And as if that weren’t enough, I was disgusted by the film’s presentation of the actual lottery. As has become all the rage, many oversubscribed charter schools hold public lotteries, at which anxious parents and their children gather in an auditorium to learn whether their child has won a coveted spot at the school. The parents of students’ whose names are called jump up triumphantly, running to the front of the auditorium, ushering their children towards clapping teachers and administrators who welcome the child to the school. The parents of students’ whose names are not called sit in the chairs despondently, ultimately heading home, clearly defeated by their bad luck. It is heartbreaking to see the looks on parents faces who had pinned their hopes on wining a spot, and the sad faces of their children who realize that their parents’ devastation has something to do with their limited opportunities. These schools say that they hold these lotteries to illustrate demand in poor communities for their services. I say they are exploiting the hopes and dreams of these families, and their beautiful black and brown babies, for a cheap publicity stunt, and that The Lottery was complicit in that exploitation. Not surprisingly, only 1 of the 4 families portrayed in the film won admission to the featured charter school.
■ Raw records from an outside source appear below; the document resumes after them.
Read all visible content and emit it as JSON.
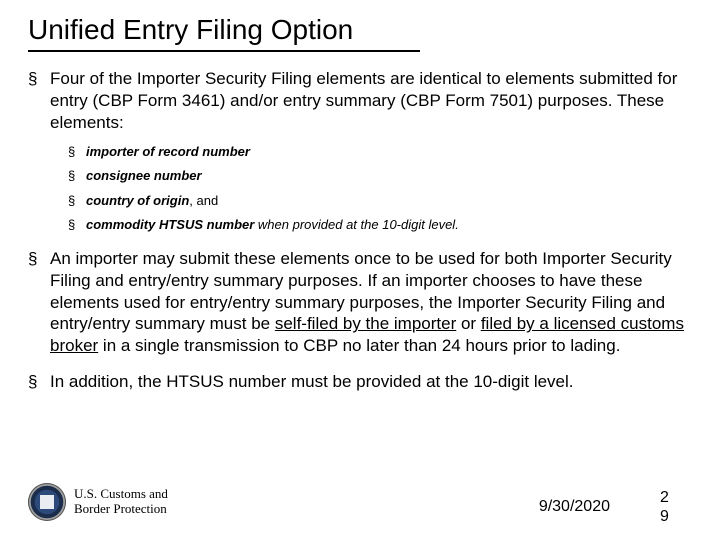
{
  "title": "Unified Entry Filing Option",
  "bullets": {
    "b1_text": "Four of the Importer Security Filing elements are identical to elements submitted for entry (CBP Form 3461) and/or entry summary (CBP Form 7501) purposes. These elements:",
    "b2_pre": "An importer may submit these elements once to be used for both Importer Security Filing and entry/entry summary purposes. If an importer chooses to have these elements used for entry/entry summary purposes, the Importer Security Filing and entry/entry summary must be ",
    "b2_u1": "self-filed by the importer",
    "b2_mid": " or ",
    "b2_u2": "filed by a licensed customs broker",
    "b2_post": " in a single transmission to CBP no later than 24 hours prior to lading.",
    "b3_text": "In addition, the HTSUS number must be provided at the 10-digit level."
  },
  "sub": {
    "s1": "importer of record number",
    "s2": "consignee number",
    "s3_bold": "country of origin",
    "s3_rest": ", and",
    "s4_bold": "commodity HTSUS number",
    "s4_rest": " when provided at the 10-digit level."
  },
  "footer": {
    "agency_line1": "U.S. Customs and",
    "agency_line2": "Border Protection",
    "date": "9/30/2020",
    "page_a": "2",
    "page_b": "9"
  }
}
In defense of the movie, some say that it at least “started a conversation,” but I don’t think the movie did anything positive to further an honest and realistic dialogue about public school reform in our country. Most people who saw the film are not like me or the other writers on this blog who are knowledgeable about public school education. Most viewers don’t realize that crucial data is missing. They don’t understand why parents in the film opposed the arrival of one small charter school in exchange for the closing of their neighborhood school. Most people sat down with a box of popcorn, were entertained by the drama which unfolded on the screen, and walked away with a skewed understanding of charters as the answer, unions as the devil, and black people as backwards for fighting the closing of their neighborhood school.
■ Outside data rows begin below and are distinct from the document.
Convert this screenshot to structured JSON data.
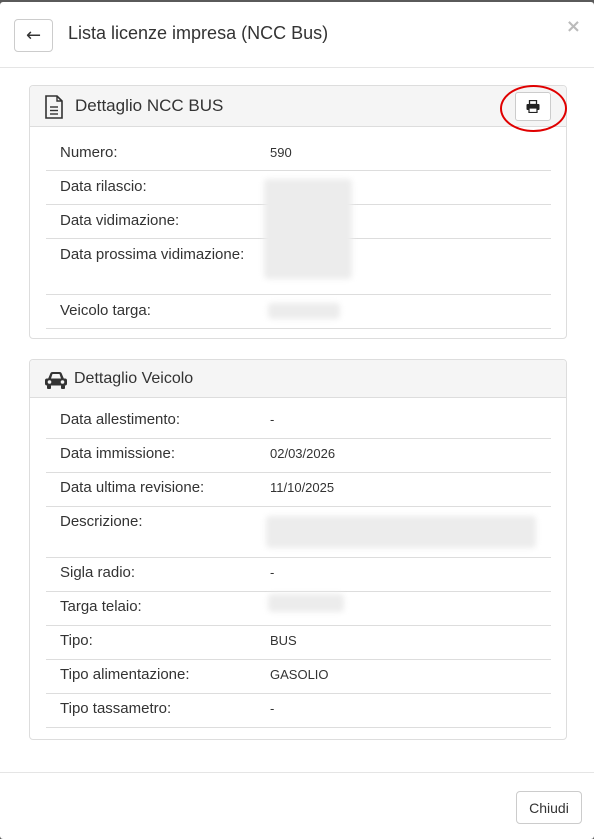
{
  "header": {
    "back_label": "←",
    "title": "Lista licenze impresa (NCC Bus)",
    "close_label": "×"
  },
  "panel_ncc": {
    "title": "Dettaglio NCC BUS",
    "icon": "document-icon",
    "print_icon": "printer-icon",
    "rows": [
      {
        "label": "Numero:",
        "value": "590"
      },
      {
        "label": "Data rilascio:",
        "value": ""
      },
      {
        "label": "Data vidimazione:",
        "value": ""
      },
      {
        "label": "Data prossima vidimazione:",
        "value": ""
      },
      {
        "label": "Veicolo targa:",
        "value": ""
      }
    ]
  },
  "panel_veicolo": {
    "title": "Dettaglio Veicolo",
    "icon": "car-icon",
    "rows": [
      {
        "label": "Data allestimento:",
        "value": "-"
      },
      {
        "label": "Data immissione:",
        "value": "02/03/2026"
      },
      {
        "label": "Data ultima revisione:",
        "value": "11/10/2025"
      },
      {
        "label": "Descrizione:",
        "value": ""
      },
      {
        "label": "Sigla radio:",
        "value": "-"
      },
      {
        "label": "Targa telaio:",
        "value": ""
      },
      {
        "label": "Tipo:",
        "value": "BUS"
      },
      {
        "label": "Tipo alimentazione:",
        "value": "GASOLIO"
      },
      {
        "label": "Tipo tassametro:",
        "value": "-"
      }
    ]
  },
  "footer": {
    "close_button_label": "Chiudi"
  },
  "colors": {
    "highlight": "#e00000",
    "panel_heading_bg": "#f5f5f5",
    "border": "#dddddd"
  }
}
When discussing the film with one friend who happens to be an educator, she used the theory of “structural functionalism” to discuss what is happening with public education: poverty and marginalization of many exists to ensure wealth and access for the few. As a person with a B.A. in sociology, I agree that the theory is relevant here. And yet, social science terms can problematically make societal issues seem academic, objective and neutral, numbing us to the real injustice that is operating in the background. I’ve got a better way to sum up what was going on in that “documentary,” the charter school movement, and in American public education in general: this is some racist and classist $hit.